Richards, the Planned Parenthood president, said the Obama regulation announced Wednesday “cemented his legacy as a champion of women’s health.”

The Obama administration’s new rule more accurately would be described as a temporary “parting gift” for Planned Parenthood, said Melanie Israel, research associate for the DeVos Center for Religion and Civil Society at The Heritage Foundation. Israel said:

The rule was proposed in response to over a dozen states attempting to shepherd public health funding away from abortion providers like Planned Parenthood and instead direct that funding to federally qualified health care centers that offer comprehensive health care to millions of uninsured, poor, and jobless Americans every year. The 115th Congress and the Trump administration will have the opportunity to ensure that this rule is quickly undone.

This is a historic opportunity for the pro-life movement, Israel said, noting that Ohio Gov. John Kasich, a Republican who also ran for president, signed a 20-week abortion ban Tuesday.

Kasich also vetoed a bill that would ban abortion when the unborn baby has a heartbeat, but Israel said she considers it a victory that Ohio became the 18th state to enact a 20-week abortion ban.

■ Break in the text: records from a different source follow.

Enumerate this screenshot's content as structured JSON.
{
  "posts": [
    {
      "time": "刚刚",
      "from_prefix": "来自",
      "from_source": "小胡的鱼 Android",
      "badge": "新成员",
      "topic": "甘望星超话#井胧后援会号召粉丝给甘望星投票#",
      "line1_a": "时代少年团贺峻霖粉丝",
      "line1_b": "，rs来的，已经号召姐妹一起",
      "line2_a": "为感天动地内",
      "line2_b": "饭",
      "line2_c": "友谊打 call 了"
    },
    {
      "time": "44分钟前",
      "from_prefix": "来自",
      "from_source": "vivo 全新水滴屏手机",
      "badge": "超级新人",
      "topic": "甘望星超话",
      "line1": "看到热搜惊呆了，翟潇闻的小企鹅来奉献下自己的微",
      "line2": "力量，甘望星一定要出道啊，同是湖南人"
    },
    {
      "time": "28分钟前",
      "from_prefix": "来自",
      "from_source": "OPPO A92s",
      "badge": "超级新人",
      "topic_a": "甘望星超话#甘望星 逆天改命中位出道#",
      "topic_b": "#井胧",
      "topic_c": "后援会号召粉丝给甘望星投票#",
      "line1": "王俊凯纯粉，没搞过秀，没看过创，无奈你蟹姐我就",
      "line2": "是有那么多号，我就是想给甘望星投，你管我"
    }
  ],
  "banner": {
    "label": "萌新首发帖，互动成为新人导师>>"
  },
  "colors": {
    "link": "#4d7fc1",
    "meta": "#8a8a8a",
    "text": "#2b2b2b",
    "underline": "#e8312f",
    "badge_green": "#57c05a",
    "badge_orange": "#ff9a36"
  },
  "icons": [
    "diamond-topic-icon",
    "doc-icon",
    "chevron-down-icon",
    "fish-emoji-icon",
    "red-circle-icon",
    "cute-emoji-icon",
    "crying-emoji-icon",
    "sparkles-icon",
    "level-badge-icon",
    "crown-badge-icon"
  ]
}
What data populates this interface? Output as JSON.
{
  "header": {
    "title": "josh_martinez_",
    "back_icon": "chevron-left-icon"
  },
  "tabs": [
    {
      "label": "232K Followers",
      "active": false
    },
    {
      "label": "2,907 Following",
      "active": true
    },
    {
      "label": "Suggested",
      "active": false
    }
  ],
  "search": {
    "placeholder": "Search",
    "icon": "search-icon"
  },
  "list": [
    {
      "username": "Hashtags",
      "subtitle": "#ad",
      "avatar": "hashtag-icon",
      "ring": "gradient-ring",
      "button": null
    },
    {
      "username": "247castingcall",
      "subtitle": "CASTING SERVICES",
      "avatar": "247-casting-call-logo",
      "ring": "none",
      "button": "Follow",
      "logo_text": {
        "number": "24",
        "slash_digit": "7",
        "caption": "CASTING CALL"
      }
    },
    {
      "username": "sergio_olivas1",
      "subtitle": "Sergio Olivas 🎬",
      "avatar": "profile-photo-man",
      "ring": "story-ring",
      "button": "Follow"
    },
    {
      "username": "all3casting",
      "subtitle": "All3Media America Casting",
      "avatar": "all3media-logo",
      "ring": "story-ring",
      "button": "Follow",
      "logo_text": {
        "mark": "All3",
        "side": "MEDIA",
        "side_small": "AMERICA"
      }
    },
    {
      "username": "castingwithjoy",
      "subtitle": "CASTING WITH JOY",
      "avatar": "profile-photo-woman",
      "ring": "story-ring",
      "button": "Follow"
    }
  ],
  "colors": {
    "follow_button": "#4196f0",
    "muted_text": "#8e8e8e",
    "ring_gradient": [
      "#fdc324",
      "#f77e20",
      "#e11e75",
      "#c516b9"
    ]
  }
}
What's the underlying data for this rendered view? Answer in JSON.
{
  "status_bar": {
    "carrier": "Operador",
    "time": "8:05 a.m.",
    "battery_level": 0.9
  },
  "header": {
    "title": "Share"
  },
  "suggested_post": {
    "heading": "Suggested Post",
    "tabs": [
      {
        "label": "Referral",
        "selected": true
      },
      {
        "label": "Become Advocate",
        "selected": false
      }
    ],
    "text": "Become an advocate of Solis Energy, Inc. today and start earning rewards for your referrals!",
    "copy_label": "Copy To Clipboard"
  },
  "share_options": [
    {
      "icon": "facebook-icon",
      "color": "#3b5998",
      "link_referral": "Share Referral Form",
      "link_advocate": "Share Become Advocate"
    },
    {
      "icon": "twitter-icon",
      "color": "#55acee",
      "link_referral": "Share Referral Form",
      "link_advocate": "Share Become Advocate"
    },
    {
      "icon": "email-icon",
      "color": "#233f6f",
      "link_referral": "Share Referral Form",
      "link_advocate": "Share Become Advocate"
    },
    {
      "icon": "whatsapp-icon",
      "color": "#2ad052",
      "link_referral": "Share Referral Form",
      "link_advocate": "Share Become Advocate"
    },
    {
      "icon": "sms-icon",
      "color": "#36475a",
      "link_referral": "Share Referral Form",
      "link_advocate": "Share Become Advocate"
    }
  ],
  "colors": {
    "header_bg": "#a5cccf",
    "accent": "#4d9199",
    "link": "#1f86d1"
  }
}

“We have pro-life majorities in the House, the Senate, and a pro-life president, and a lot of momentum in the states,” Israel told The Daily Signal. “Governor Kasich signing the pain-capable bill in Ohio is an encouraging sign for the pro-life movement and has given hope we can continue to promote a culture of life and have some victories.”

Congress will likely vote on several “messaging bills,” said Tom McClusky, vice president of government affairs for the annual March for Life, referring to legislation that couldn’t reach 60 votes in the Senate but would force lawmakers to go on the record with their positions.

These bills would include proposing a ban on sex-selective abortions and the Born-Alive Abortion Survivors Protection Act to require criminal fines or prison time and possible murder prosecution for abortionists that violate the law, McClusky told The Daily Signal.

“We have to educate the public, and once they recognize the humanity of the unborn child, you can try to walk them back to supporting a heartbeat bill,” McClusky said.

Trump is expected to move quickly to nominate a Supreme Court justice to fill the vacancy left by the late Justice Antonin Scalia. He potentially could name several other justices to the high court.

Referring to the Supreme Court ruling in 1973 that legalized abortion, McClusky said:

Regardless of the nominee, President Trump made the unprecedented statement of saying he will only name pro-life justices. That means there is a real chance of overturning Roe v. Wade. We are talking about 43 years of living under this travesty. Even if it takes another five to 10 years to reach the high court, that’s a shorter time frame than originally thought to overturn it.

Trump also could take action without Congress by choosing not to promote abortion abroad.

Musgrave said she is hopeful that Trump will reinstate the Mexico City Policy, which specifies that federal funds for family planning go only to foreign nongovernmental organizations that agree not to perform or promote abortion as a method of family planning in other countries.

It has been a pingpong issue between Republican and Democratic administrations. President Ronald Reagan put the policy in place in 1984. President Bill Clinton rescinded it in 1993. In 2001, President George W. Bush reinstated the policy. Then President Barack Obama overturned it in 2009.

Musgrave said Trump also should ensure the United States doesn’t fund the United Nations Population Fund, which promotes “family planning”—including contraception and abortion—around the world.

Israel said Trump also should enforce the Weldon Amendment, which prevents states from unlawfully discriminating against health entities that refuse to pay for abortions.